The first of these was being introduced to a member of the Juy family, the owners of Simplex, at a trade show. He was a distinguished looking gentleman in a beautiful French suit and immaculate shoes that must have cost more than I earned in three months (not hard at the time). I thought that I was being very polite, making vaguely positive small-talk about his new range of products for that year etc. etc.. Afterwards I was roundly told off by the person who introduced us for not being respectful enough to a member of one of the ‘royal families’ of the cycle industry. I was completely taken-aback. This was the early 1980’s and, although I would never have let on, I regarded Simplex as a fairly unimportant manufacturer of rather down-market plastic derailleurs. I certainly had no intention of using or even stocking any Simplex products if I could possibly avoid it. I had forgotten, or perhaps had never really understood, that, 25 years earlier, this was the company that had done more to establish the modern sports bicycle than any other. The mighty had fallen, had fallen hard but had clearly not got round to dressing the part.
My second memory was of having a long and disturbingly emotional discussion with an engineer from SunTour in the late 1980’s. This man simply could not understand why the market would only accept derailleurs that had two sprung pivots. He had spent his life designing derailleurs with a single sprung pivot that consistently out-performed Shimano models with two sprung pivots. He was adamant that you could design excellent indexed derailleurs with a single sprung pivot, but bicycle manufacturers simply would not fit them. It was all, apparently, a conspiracy against SunTour. Customers who he had worked with for decades, who had built their bicycle manufacturing businesses on the back of SunTour’s brilliant single sprung pivot designs, who he had thought were his personal friends, had turned their back on him etc. etc.... And here we are, 20 years later. SunTour is long ignominiously sold to the Taiwanese. However, the best mountain bike gears available, the SRAM X0, the Shimano XTR M972 and the Shimano Deore XT M772 all have a single sprung pivot. All these gears are clearly the grand children of the Suntour V and all index excellently. It has been suggested that, in a few year’s time, these designs will trickle down and all mountain bike derailleurs at all price points will have only one sprung pivot. My engineer acquaintance was dazed, confused, disheartened and distraught because he was so, so, technically right, and so, so tragically, commercially wrong.

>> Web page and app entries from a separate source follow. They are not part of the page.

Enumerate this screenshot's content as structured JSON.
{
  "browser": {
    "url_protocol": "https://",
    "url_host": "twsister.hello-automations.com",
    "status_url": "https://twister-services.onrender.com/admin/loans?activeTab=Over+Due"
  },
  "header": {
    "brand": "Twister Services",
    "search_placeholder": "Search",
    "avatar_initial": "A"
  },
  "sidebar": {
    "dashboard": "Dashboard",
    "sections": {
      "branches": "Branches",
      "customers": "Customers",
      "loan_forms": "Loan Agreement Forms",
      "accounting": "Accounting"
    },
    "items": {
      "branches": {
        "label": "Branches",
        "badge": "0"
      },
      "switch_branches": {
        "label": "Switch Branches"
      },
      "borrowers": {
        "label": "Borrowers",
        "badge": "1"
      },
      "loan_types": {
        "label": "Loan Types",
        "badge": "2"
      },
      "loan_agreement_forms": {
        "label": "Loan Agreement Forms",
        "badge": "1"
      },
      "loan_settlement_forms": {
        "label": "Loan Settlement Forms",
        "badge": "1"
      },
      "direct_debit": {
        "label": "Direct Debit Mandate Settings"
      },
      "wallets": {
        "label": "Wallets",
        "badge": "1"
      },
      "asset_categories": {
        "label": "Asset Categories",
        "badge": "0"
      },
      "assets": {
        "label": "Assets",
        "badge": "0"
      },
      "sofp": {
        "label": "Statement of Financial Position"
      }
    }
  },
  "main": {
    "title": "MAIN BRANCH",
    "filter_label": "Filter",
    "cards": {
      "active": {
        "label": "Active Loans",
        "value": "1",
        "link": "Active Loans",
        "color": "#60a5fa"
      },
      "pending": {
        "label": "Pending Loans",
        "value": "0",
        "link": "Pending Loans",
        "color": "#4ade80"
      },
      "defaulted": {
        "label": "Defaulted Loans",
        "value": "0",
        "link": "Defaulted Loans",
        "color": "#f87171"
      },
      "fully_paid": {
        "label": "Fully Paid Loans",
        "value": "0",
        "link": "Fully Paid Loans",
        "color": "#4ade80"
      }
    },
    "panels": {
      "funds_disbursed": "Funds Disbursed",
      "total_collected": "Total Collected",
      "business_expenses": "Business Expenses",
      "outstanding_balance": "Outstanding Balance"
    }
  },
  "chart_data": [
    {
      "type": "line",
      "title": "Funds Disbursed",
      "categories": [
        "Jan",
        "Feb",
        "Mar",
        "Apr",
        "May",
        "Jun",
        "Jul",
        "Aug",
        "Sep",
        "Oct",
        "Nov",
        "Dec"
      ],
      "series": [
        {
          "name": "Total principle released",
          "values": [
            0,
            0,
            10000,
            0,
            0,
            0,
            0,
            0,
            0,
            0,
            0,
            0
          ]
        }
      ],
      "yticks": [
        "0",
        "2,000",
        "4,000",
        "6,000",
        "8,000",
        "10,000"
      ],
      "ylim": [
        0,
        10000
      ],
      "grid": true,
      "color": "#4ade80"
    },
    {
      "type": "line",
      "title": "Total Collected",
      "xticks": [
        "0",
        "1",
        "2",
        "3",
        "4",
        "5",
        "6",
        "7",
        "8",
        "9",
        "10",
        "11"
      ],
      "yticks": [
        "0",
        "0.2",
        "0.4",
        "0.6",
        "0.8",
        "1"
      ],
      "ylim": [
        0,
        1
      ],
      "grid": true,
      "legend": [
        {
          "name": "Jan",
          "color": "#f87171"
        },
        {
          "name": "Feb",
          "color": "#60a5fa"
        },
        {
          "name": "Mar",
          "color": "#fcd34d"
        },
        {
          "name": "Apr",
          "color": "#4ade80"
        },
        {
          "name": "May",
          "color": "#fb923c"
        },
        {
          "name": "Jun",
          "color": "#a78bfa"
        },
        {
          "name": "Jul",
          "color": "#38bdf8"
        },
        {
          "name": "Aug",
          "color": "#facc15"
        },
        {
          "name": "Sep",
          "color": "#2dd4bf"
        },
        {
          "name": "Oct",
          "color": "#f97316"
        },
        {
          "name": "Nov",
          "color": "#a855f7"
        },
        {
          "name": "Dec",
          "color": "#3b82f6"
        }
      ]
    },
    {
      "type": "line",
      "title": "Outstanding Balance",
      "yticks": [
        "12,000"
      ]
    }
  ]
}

No collection of derailleurs will ever be ‘complete’ or even ‘comprehensive’, but I hope you find enough stories and points of interest in this collection.
The technical information on this site is as accurate as I can make it - a real expert would probably disagree with some of it, and would certainly disagree with many of my opinions. Where weights are quoted I have personally weighed the derailleur on my trusty digital kitchen scales. Where lengths are quoted I have measured them myself with a vernier caliper. For gear capacities my first port of call is usually Sutherland’s Handbook for Bicycle Mechanics, which I tend to trust more than some manufacturers’ figures. Where data has a question mark beside it I have my doubts about it.
As ever with bicycle parts all the dates are particularly unreliable, and often hard for Europeans to understand. Back in the 1970’s derailleurs were like Hollywood films; we often got new models many years after they were released in the USA.
If (when) you spot errors please contact me.
You can browse the derailleur collection in five different ways:
In addition to the derailleur collection the site has three further sections:
As a handy guide, each of these sections of the site has its own colour scheme, and its own drop-down menu - very modern.
Finally you can use the arrows like this to move to the next or previous page.